# [WORK REQUEST]
Reproduce the data exactly. Omit no record.

DATA SUPPLIED below:

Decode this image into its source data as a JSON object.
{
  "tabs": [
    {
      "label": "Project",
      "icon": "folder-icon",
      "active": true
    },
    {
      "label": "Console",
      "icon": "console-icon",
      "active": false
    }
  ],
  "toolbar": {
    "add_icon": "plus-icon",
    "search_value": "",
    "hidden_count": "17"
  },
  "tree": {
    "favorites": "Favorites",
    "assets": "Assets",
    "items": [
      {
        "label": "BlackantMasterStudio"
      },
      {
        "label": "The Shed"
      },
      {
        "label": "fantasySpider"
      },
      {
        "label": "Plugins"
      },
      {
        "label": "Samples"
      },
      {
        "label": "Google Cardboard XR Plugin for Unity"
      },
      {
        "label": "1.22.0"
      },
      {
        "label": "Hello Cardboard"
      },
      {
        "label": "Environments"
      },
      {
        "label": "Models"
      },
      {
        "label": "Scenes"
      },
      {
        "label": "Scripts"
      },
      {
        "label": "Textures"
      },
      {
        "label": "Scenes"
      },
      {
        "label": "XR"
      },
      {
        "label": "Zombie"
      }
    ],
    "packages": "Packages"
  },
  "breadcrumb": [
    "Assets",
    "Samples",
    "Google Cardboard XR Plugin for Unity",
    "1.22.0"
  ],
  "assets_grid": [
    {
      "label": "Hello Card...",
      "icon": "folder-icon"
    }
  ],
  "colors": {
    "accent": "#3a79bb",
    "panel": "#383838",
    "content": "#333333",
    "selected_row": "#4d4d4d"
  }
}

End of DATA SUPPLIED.

# [OUTPUT FOR THIS TASK]
Decode this image into its source data as a JSON object.
{
  "tabs": [
    {
      "label": "Project",
      "icon": "folder-icon",
      "active": true
    },
    {
      "label": "Console",
      "icon": "console-icon",
      "active": false
    }
  ],
  "toolbar": {
    "add_icon": "plus-icon",
    "search_value": "",
    "hidden_count": "17"
  },
  "tree": {
    "favorites": "Favorites",
    "assets": "Assets",
    "items": [
      {
        "label": "BlackantMasterStudio"
      },
      {
        "label": "The Shed"
      },
      {
        "label": "fantasySpider"
      },
      {
        "label": "Plugins"
      },
      {
        "label": "Samples"
      },
      {
        "label": "Google Cardboard XR Plugin for Unity"
      },
      {
        "label": "1.22.0"
      },
      {
        "label": "Hello Cardboard"
      },
      {
        "label": "Environments"
      },
      {
        "label": "Models"
      },
      {
        "label": "Scenes"
      },
      {
        "label": "Scripts"
      },
      {
        "label": "Textures"
      },
      {
        "label": "Scenes"
      },
      {
        "label": "XR"
      },
      {
        "label": "Zombie"
      }
    ],
    "packages": "Packages"
  },
  "breadcrumb": [
    "Assets",
    "Samples",
    "Google Cardboard XR Plugin for Unity",
    "1.22.0"
  ],
  "assets_grid": [
    {
      "label": "Hello Card...",
      "icon": "folder-icon"
    }
  ],
  "colors": {
    "accent": "#3a79bb",
    "panel": "#383838",
    "content": "#333333",
    "selected_row": "#4d4d4d"
  }
}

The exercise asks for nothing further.